DATA TO USE:
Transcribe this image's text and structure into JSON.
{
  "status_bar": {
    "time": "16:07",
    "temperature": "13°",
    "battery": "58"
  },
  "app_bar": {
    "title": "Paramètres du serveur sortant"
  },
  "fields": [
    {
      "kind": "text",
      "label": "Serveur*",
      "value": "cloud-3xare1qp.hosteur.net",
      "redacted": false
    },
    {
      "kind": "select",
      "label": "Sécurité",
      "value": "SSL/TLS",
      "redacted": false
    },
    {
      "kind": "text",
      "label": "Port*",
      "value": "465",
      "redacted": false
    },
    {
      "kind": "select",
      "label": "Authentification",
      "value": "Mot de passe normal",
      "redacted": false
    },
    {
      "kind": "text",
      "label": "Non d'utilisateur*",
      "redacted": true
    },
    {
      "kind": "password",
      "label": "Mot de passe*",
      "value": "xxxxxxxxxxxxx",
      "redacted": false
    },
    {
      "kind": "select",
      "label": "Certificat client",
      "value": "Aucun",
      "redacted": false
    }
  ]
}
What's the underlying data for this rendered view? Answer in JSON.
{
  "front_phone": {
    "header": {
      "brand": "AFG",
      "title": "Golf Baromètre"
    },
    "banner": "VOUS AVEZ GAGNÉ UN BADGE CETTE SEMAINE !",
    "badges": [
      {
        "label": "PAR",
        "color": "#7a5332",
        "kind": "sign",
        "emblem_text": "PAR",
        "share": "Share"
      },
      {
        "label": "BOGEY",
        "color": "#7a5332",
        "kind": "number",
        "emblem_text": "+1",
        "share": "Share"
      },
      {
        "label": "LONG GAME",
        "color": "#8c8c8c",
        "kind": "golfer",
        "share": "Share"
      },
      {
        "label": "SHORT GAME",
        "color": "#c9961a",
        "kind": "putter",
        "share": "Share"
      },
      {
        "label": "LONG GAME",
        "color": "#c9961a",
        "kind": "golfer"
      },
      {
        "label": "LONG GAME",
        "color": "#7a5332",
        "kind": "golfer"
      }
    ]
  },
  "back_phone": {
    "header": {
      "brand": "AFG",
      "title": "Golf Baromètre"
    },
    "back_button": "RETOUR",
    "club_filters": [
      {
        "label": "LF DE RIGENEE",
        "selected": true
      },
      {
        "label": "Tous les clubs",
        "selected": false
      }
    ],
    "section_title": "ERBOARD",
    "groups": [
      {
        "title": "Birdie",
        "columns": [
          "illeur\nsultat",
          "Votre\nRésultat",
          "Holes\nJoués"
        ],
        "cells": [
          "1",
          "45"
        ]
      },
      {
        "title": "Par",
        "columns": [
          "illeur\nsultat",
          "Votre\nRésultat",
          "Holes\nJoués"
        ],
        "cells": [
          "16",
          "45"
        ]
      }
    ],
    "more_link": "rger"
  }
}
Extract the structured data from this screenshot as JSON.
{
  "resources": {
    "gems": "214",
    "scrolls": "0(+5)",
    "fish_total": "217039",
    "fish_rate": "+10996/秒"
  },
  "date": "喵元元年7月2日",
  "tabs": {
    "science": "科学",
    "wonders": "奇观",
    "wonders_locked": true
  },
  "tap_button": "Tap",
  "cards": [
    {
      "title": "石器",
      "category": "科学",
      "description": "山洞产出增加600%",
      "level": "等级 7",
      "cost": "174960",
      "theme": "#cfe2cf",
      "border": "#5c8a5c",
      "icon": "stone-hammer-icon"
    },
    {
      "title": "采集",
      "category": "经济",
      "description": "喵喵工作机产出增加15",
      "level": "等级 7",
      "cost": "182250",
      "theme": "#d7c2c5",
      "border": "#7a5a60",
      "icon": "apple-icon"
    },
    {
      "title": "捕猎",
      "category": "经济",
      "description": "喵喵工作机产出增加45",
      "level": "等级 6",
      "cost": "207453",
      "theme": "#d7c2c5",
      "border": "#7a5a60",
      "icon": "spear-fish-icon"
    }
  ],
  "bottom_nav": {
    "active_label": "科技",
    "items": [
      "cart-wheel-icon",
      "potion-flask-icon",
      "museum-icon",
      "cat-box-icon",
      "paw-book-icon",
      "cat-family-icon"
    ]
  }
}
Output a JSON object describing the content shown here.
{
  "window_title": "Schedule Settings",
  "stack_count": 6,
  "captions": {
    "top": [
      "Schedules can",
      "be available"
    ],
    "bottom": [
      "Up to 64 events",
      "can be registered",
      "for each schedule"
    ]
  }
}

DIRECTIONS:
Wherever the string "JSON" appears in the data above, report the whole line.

OUTPUT OF THE EXERCISE:
Transcribe this image's text and structure into JSON.
What's the underlying data for this rendered view? Answer in JSON.
Extract the structured data from this screenshot as JSON.
Output a JSON object describing the content shown here.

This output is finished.